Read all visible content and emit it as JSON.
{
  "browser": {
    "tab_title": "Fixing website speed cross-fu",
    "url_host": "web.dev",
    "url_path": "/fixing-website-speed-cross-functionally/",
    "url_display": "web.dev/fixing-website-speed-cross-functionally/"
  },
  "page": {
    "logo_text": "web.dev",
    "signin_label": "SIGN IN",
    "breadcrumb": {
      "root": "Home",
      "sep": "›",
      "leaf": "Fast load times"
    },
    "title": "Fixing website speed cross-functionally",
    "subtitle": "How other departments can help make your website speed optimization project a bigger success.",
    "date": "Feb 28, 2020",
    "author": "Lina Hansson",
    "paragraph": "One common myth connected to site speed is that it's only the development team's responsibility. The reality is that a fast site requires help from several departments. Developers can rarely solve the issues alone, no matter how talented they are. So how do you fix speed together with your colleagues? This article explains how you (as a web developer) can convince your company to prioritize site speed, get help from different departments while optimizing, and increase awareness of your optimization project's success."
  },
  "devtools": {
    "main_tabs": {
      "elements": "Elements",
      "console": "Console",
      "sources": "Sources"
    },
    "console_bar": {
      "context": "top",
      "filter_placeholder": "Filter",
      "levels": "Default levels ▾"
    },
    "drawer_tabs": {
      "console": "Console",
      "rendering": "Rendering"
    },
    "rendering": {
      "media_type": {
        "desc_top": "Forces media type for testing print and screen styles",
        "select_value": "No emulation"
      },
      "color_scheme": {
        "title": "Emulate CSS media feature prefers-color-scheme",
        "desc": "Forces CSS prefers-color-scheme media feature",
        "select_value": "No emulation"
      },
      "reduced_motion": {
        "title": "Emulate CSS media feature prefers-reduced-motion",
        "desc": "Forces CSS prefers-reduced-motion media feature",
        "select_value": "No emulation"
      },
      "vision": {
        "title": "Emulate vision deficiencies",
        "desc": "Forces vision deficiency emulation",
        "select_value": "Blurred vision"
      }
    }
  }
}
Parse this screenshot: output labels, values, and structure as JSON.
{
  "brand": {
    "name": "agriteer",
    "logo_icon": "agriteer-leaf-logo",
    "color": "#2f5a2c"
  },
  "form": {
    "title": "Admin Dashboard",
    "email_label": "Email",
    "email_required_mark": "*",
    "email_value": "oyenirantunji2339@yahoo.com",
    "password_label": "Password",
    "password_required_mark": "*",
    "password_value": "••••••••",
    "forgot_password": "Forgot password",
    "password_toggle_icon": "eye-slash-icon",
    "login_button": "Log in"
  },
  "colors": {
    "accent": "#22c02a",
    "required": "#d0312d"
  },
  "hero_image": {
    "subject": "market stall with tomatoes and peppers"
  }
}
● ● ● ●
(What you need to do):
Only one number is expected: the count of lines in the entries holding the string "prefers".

(Solution below):
4